  • Water deficiency
  • Excess water/flooding
  • Excessive heat
  • Extreme cold
  • Light deficiency during critical growth stages
  • Recovery from phytotoxicity due to specific adverse growing conditions

Even absent abiotic stresses, biostimulants can be generally helpful in maximizing plant health and vigor. These biologicals can improve factors like reproduction, growth and multiple quality considerations, which directly impact fruit and vegetable marketability. A recent study reports an increase of 17.9% in yield from using biostimulants on fruits, vegetables and other crops.

Because biologicals are made from naturally occurring substances, these gains also often come with a favorable environmental profile, including minimizing impact on the ecosystem and reducing farm inputs. “Some biostimulants play a pivotal role in lowering agriculture’s carbon footprint,” notes Pablo Riveros, Field Scientist and Principal Biologist in Specialty Crops at Corteva Agriscience. “For example, certain biofertilizers can catch nitrogen from the atmosphere and make it available to the plant.” Similarly, products that improve water-use efficiency can help with efficient use of natural resources.

Addressing biotic stressors influenced by climate
Shifts in weather patterns can also change biotic stressors. “When the conditions of an agrosystem change, new and emerging insects or pathogens can occupy the new environment and change the population dynamics,” Domínguez says.

Some pests thrive with higher temperatures and precipitation levels, and they travel accordingly. Since 1960, damaging crop insects and diseases have traveled at an average of 3 kilometers per year in the direction of earth’s north and south poles as temperatures increase. Fall armyworm, for example, has spread more rapidly due to the expansion of warmer climates. Cooler and wetter conditions may be more hospitable to the spread and severity of fungal diseases, while warmer winters let pests survive over the winter in the soil.

Biologicals are a good complement to conventional crop protection solutions when crops face both biotic and abiotic challenges. For example, in fruits and vegetables, if adverse weather conditions lead to biotic stressors later in the season, use of a biocontrol product with a conventional insecticide or fungicide may be useful.

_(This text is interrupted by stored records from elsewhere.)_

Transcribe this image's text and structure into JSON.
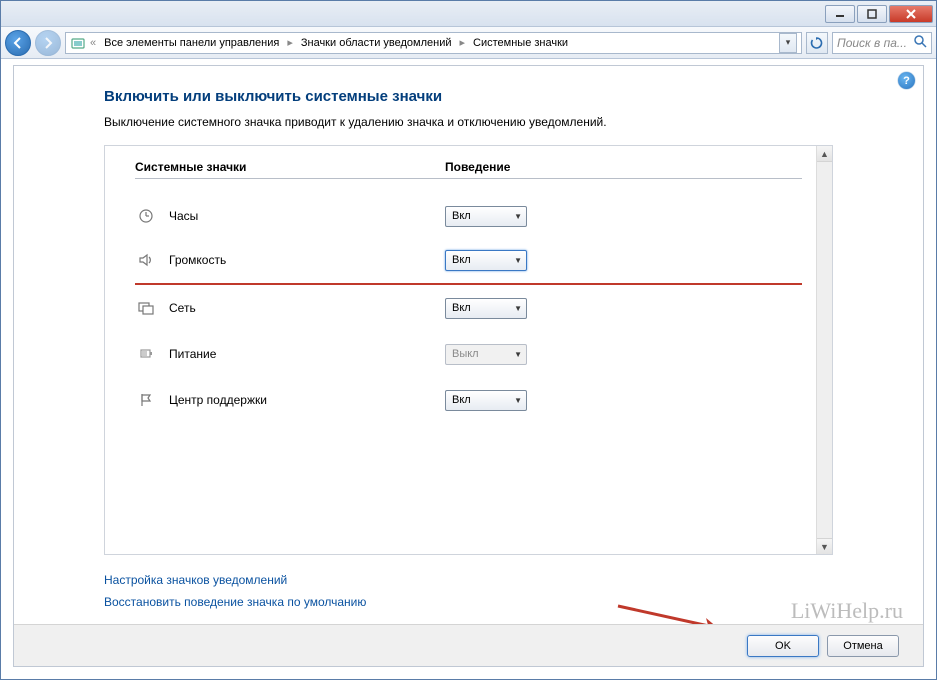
{
  "breadcrumb": {
    "items": [
      "Все элементы панели управления",
      "Значки области уведомлений",
      "Системные значки"
    ]
  },
  "search": {
    "placeholder": "Поиск в па..."
  },
  "page": {
    "title": "Включить или выключить системные значки",
    "desc": "Выключение системного значка приводит к удалению значка и отключению уведомлений."
  },
  "columns": {
    "left": "Системные значки",
    "right": "Поведение"
  },
  "options": {
    "on": "Вкл",
    "off": "Выкл"
  },
  "rows": [
    {
      "icon": "clock",
      "label": "Часы",
      "value": "Вкл",
      "disabled": false,
      "highlight": false
    },
    {
      "icon": "volume",
      "label": "Громкость",
      "value": "Вкл",
      "disabled": false,
      "highlight": true
    },
    {
      "icon": "network",
      "label": "Сеть",
      "value": "Вкл",
      "disabled": false,
      "highlight": false
    },
    {
      "icon": "power",
      "label": "Питание",
      "value": "Выкл",
      "disabled": true,
      "highlight": false
    },
    {
      "icon": "flag",
      "label": "Центр поддержки",
      "value": "Вкл",
      "disabled": false,
      "highlight": false
    }
  ],
  "links": {
    "configure": "Настройка значков уведомлений",
    "restore": "Восстановить поведение значка по умолчанию"
  },
  "buttons": {
    "ok": "OK",
    "cancel": "Отмена"
  },
  "watermark": "LiWiHelp.ru"
}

With biologicals contributing to naturally healthier and more vigorous plants, conventional treatments may not need to be as frequent. For example, using a stress-mitigating biostimulant early in the season followed by a conventional fungicide application enhances disease protection. Used in this way, biologicals don’t replace conventional products, but can supplement efficacy.

Remaining resilient and productive
As more extreme weather events impact the growing season, the more fruit and vegetable farmers need innovative tools to meet the needs of the food chain and consumers. Biologicals provide promising tools for farmers to mitigate crop stress and maximize environmental inputs. Used alongside conventional crop protection solutions, biologicals can make plant health and productivity a little more predictable in a world where conditions certainly are not.